Not taking care of your cat’s teeth can also result in tooth decay, infection, and inflammation in the mouth. All of which can be extremely painful for your cat.

Do indoor cats need their teeth cleaned?

In fact, it’s super important because it helps prevent dental disease in cats. At-home care is not enough. Your pet also needs professional cat dental cleanings.

Is dental treatment necessary for cats?

Teeth are important and, just like people, your cat will benefit from regular dental care. Teeth that are bad and heavily coated in plaque (containing bacteria) are a potential source of infection of other parts of the body. It can also make it painful to eat, spoiling your pet’s appetite.

Why is cat teeth cleaning so expensive?

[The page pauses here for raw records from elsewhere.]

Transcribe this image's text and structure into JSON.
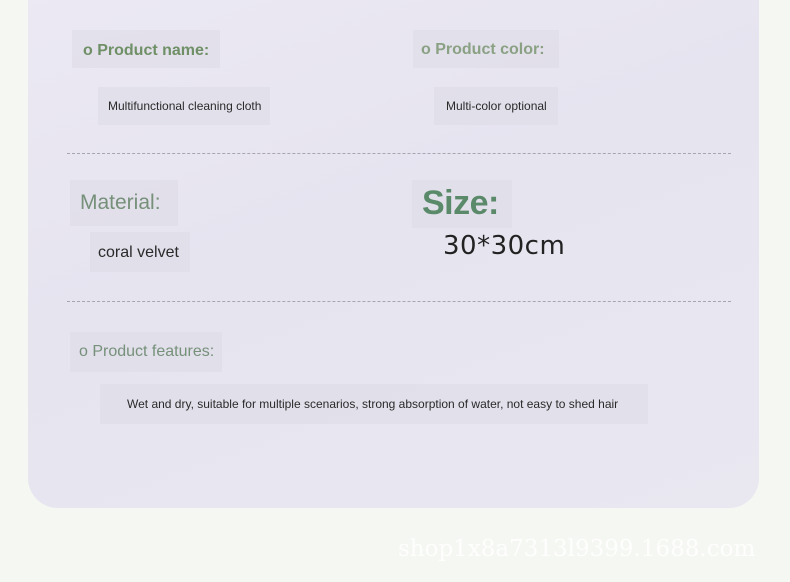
{
  "spec": {
    "product_name_label": "o Product name:",
    "product_name_value": "Multifunctional cleaning cloth",
    "product_color_label": "o Product color:",
    "product_color_value": "Multi-color optional",
    "material_label": "Material:",
    "material_value": "coral velvet",
    "size_label": "Size:",
    "size_value": "30*30cm",
    "features_label": "o Product features:",
    "features_value": "Wet and dry, suitable for multiple scenarios, strong absorption of water, not easy to shed hair"
  },
  "watermark": "shop1x8a7313l9399.1688.com",
  "colors": {
    "label_green": "#6f8f66",
    "size_green": "#5a8a6a",
    "card_bg": "#e9e7f0",
    "page_bg": "#f5f7f3"
  }
}
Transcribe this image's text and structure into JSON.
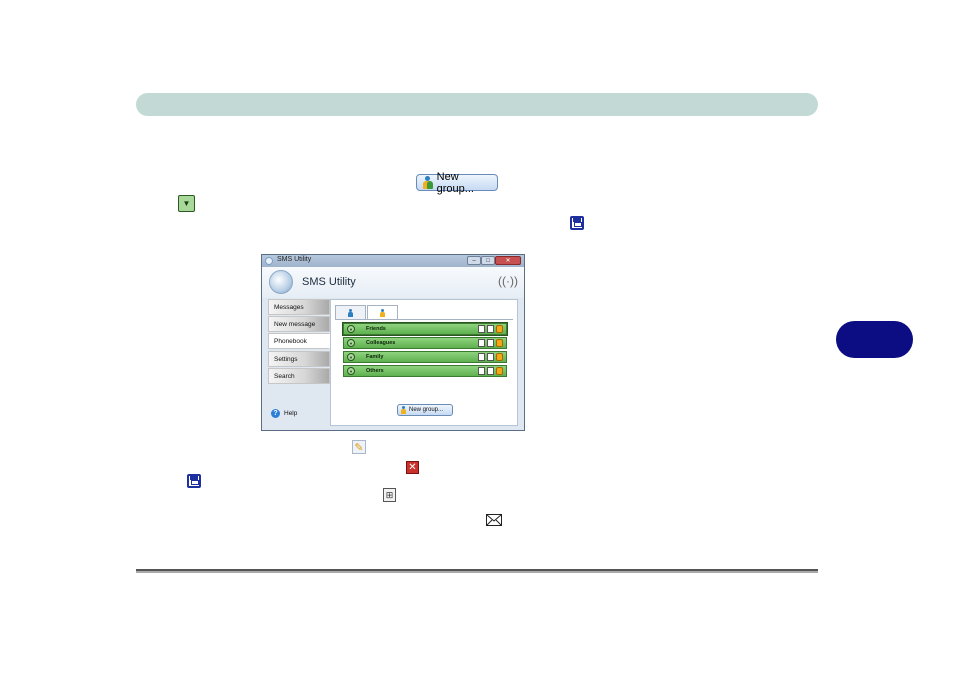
{
  "new_group_button": {
    "label": "New group..."
  },
  "window": {
    "title": "SMS Utility",
    "app_title": "SMS Utility",
    "controls": {
      "minimize": "–",
      "maximize": "□",
      "close": "✕"
    }
  },
  "sidebar": {
    "items": [
      {
        "label": "Messages"
      },
      {
        "label": "New message"
      },
      {
        "label": "Phonebook"
      },
      {
        "label": "Settings"
      },
      {
        "label": "Search"
      }
    ],
    "help_label": "Help"
  },
  "groups": [
    {
      "label": "Friends"
    },
    {
      "label": "Colleagues"
    },
    {
      "label": "Family"
    },
    {
      "label": "Others"
    }
  ],
  "colors": {
    "header_bar": "#c3d9d5",
    "chapter_tab": "#0c0d83",
    "group_green": "#6cbc5c"
  }
}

Yes, feline dental costs more than human ones, due to the need for anesthesia; but the trade-off is that your cat may be able to have all her problems addressed at once, at a much lower total cost than would be the case for a human, with the added convenience of fewer visits.